  5. Well like I said, I'm basically working off of the assumption that he's being portrayed accurately. But it is sort of striking to me that pretty much everyone portrays him the same way when you parse things a bit. Where there's smoke there's bound to be at least a bit of a fire. And it has been reported many times that Jeter can be very petty and hold grudges over perceived slights for a very long time.

    As for Jeter's displeasure, you're being pretty generous in remembering it. Remember, the remark came after Jeter reportedly asked for a truly crazy contract, and Cashman didn't so much tell him to do it to see if he wanted to play for another team, he said it implying that Jeter needed a wake up call with respect to how much money the rest of the league thought he was worth. So yeah, I'm sure Jeter didn't care for that very much, but that backs up my main point more than anything else, in my opinion.

    And don't forget, when they held the press conference during the winter meetings, Jeter refused to go to Orlando for it, demanding everyone come to him in Tampa.

  6. "Still, Cashman’s comments predictably started a media frenzy …" Interesting thought just occurred to me when I read that sentence. Isn't it smart business to try to generate news (hopefully positive) for your sports organization in the off-season so your fan-base will stay engaged for longer and thus potentially help your revenue income streams?

    It's certainly good business for the media to be able to frenzy over something that was casually brought up….

  7. A little off topic but the Yankees have to be a little more like the RedSox and run the team more like a business sometimes.
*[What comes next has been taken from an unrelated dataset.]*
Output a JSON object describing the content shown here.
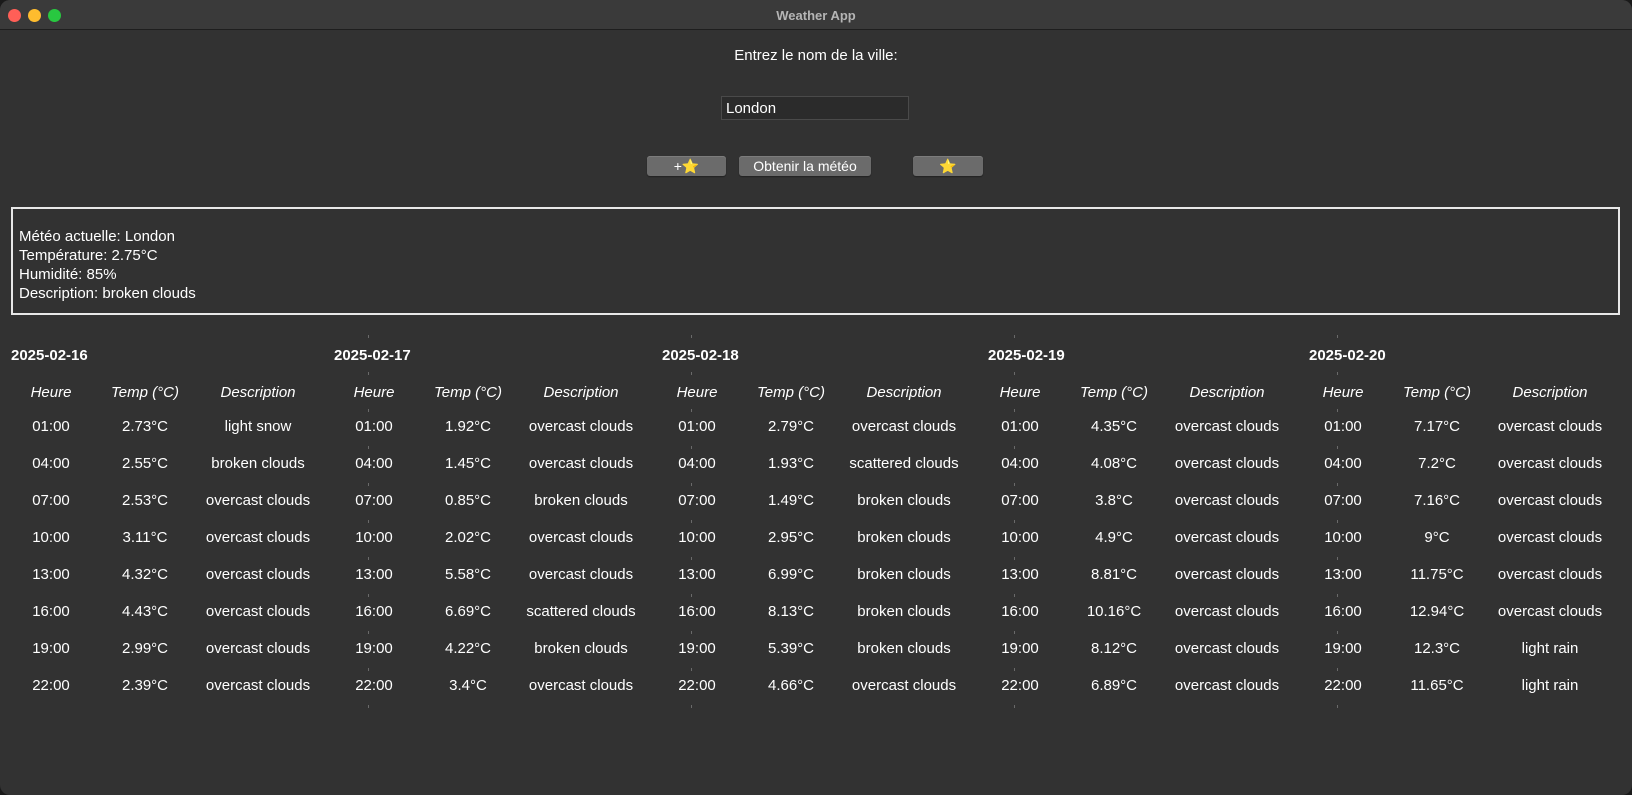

Recent history has shown the RedSox do not overpay a fan favorite. For example, they let Nomar and Damon walk. They havent overpaid Varitek (the captain of the team). As much as people like to think the Yankees do not have a budget, they clearly do (granted its higher than most teams). By overpaying players like past their primes, fan favorites such as Jeter and Posada, it handcuffs the Yankees from making beneficial moves. Part of me thinks that Cashman is getting annoyed at how Epstein and others get credit for being great GMs but Cashman is just a checkwriter.